## Task requirements
Using the entries that follow, collect the lines where the word "Change" appears.

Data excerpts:
==*==

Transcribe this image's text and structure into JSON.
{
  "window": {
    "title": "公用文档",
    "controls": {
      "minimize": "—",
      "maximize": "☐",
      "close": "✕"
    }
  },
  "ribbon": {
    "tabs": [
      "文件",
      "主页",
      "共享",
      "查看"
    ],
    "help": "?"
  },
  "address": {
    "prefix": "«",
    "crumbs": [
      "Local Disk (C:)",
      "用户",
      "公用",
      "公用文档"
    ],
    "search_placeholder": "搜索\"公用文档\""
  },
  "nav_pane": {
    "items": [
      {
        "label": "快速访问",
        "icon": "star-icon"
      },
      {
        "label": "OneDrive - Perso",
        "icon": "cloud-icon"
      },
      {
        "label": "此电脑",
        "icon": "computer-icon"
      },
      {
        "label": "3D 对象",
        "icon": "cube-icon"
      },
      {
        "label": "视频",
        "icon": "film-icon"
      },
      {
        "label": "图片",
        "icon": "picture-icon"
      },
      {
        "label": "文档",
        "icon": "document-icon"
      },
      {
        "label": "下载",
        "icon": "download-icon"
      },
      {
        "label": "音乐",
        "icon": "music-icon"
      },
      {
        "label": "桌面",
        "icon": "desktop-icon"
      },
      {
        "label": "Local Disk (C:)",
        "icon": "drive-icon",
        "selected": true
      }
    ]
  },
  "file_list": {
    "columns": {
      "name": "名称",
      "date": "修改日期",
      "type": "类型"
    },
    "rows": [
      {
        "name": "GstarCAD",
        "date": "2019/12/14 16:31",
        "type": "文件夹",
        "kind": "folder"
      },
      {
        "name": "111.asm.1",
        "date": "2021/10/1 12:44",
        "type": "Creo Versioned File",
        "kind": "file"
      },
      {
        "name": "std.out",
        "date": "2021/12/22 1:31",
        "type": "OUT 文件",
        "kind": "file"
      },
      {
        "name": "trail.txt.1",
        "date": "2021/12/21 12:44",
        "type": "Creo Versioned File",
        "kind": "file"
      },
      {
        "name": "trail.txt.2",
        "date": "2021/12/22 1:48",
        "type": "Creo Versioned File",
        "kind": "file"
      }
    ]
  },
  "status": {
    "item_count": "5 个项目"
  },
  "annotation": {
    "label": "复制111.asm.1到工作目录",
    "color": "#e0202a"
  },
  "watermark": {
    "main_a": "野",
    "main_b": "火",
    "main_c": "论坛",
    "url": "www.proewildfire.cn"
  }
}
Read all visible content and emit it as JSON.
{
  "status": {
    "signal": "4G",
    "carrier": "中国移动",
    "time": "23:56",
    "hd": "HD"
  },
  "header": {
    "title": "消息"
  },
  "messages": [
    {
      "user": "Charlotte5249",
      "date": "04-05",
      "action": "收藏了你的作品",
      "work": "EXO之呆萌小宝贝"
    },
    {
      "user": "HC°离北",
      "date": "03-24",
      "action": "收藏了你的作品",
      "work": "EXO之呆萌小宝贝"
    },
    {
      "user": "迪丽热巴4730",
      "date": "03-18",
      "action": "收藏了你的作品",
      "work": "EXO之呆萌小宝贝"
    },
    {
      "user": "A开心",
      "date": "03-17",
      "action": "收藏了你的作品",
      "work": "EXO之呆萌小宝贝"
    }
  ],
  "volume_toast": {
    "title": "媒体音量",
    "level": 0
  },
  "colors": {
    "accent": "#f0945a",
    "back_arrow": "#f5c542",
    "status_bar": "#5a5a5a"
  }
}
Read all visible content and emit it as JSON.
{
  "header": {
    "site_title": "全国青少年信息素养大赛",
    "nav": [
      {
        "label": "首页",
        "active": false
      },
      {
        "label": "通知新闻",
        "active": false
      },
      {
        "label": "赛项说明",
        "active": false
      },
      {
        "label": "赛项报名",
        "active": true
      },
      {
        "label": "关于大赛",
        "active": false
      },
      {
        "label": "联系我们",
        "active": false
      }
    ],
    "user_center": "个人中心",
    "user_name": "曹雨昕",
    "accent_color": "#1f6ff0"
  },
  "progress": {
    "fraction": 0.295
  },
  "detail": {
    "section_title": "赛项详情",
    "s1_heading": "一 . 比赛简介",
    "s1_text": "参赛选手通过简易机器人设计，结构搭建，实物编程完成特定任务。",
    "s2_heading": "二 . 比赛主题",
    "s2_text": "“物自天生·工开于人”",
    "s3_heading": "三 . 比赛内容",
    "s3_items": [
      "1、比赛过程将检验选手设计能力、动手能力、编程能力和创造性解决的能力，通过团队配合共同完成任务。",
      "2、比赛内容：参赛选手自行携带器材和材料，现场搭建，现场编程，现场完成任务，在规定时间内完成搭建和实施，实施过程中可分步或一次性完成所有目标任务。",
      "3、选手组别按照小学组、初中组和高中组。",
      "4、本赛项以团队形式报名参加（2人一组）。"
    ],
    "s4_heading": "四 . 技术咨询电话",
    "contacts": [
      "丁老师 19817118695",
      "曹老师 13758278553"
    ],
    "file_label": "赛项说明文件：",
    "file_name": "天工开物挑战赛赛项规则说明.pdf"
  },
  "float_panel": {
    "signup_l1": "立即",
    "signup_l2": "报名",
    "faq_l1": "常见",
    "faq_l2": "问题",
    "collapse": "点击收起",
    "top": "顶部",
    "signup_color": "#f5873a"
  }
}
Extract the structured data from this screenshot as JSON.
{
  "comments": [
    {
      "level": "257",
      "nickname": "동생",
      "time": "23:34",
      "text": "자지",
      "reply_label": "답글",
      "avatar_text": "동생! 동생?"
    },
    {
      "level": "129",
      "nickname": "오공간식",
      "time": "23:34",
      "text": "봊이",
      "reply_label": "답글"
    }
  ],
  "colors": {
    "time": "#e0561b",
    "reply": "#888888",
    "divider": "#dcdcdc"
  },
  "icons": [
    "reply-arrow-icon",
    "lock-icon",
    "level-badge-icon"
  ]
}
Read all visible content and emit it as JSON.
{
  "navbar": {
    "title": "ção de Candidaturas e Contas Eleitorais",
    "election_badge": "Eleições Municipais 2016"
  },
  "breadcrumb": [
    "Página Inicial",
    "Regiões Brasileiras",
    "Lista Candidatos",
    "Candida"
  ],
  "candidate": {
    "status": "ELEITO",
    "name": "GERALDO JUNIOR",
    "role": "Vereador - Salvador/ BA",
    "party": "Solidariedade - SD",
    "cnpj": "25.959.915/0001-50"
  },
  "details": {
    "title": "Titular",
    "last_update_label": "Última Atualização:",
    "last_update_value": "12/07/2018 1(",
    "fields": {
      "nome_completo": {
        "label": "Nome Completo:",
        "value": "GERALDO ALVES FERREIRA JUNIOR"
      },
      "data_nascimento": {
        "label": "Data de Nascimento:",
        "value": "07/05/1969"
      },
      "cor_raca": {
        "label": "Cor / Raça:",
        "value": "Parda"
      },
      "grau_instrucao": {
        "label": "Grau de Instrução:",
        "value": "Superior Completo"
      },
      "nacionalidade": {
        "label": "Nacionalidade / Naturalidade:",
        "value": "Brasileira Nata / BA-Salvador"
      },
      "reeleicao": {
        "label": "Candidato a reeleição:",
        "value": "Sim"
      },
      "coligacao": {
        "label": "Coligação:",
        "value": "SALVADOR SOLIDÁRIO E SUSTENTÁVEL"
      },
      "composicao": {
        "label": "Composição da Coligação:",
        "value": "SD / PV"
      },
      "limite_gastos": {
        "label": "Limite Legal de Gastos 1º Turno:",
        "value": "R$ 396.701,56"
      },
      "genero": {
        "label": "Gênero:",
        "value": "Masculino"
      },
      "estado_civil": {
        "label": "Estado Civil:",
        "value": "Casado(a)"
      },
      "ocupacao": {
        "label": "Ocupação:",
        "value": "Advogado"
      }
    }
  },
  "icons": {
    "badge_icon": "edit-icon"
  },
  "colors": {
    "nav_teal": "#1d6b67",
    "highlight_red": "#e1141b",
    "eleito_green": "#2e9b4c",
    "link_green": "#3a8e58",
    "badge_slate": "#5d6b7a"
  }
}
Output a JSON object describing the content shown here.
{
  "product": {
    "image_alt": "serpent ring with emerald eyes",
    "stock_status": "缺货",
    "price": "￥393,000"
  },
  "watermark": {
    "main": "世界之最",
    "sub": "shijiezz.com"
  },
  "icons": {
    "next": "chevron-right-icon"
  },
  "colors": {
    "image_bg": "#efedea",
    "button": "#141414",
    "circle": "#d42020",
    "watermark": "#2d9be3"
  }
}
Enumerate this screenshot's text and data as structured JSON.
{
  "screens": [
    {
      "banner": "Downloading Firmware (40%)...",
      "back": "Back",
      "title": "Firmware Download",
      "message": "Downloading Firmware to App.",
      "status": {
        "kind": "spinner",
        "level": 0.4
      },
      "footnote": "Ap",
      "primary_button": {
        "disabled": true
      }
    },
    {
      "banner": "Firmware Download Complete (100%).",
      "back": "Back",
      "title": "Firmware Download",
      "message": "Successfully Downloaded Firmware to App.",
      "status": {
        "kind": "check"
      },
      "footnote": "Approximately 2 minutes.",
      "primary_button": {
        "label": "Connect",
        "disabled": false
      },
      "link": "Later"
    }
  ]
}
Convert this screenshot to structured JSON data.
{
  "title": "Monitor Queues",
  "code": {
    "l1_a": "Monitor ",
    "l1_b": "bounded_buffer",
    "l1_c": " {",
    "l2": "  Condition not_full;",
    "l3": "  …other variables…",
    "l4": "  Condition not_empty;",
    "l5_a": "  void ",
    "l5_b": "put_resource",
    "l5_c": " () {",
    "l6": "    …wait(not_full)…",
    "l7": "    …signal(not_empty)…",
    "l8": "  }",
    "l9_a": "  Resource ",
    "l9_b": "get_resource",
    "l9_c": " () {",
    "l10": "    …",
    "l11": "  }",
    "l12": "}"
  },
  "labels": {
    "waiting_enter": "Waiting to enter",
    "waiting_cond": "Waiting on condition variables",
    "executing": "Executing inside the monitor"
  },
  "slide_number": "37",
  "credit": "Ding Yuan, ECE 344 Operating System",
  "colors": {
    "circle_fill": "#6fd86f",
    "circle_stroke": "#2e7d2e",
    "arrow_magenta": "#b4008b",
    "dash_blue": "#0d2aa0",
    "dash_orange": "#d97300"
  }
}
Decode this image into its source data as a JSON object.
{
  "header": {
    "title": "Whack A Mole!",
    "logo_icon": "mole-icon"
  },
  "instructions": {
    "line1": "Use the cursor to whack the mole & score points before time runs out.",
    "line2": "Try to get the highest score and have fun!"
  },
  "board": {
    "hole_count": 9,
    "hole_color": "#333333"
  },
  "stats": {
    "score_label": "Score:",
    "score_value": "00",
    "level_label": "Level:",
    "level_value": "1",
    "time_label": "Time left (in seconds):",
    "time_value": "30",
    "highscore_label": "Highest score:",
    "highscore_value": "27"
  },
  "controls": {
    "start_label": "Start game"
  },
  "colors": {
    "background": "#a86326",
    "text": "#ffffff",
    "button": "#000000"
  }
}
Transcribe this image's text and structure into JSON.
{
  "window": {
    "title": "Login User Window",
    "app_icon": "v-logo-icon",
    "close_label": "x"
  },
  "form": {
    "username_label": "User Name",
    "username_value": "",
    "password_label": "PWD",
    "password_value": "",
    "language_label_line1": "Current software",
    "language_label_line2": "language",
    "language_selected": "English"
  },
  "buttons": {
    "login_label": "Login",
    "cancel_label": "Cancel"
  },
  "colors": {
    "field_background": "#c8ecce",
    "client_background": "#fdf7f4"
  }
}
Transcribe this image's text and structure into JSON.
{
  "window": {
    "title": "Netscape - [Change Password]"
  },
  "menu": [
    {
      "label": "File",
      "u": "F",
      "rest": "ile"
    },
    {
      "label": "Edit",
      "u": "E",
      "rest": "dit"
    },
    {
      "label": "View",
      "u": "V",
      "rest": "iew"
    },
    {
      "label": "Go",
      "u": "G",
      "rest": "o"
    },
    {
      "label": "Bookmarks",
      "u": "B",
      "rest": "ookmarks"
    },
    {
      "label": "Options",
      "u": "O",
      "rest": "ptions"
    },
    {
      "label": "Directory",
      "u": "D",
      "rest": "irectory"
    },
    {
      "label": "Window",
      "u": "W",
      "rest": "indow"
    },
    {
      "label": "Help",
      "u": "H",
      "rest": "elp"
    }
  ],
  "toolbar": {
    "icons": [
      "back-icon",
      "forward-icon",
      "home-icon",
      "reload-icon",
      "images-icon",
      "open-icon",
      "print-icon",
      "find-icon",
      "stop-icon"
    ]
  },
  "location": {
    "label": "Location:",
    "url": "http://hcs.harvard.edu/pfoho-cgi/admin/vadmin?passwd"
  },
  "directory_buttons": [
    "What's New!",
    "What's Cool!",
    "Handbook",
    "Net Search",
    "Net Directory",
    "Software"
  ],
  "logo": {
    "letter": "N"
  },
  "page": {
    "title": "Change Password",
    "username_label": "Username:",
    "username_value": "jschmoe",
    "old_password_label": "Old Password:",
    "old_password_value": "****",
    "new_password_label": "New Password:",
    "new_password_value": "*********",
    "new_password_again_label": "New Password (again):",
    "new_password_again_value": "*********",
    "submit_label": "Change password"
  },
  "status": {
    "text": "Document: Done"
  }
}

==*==

## Output of the exercise
    "title": "Netscape - [Change Password]"
    "title": "Change Password",
    "submit_label": "Change password"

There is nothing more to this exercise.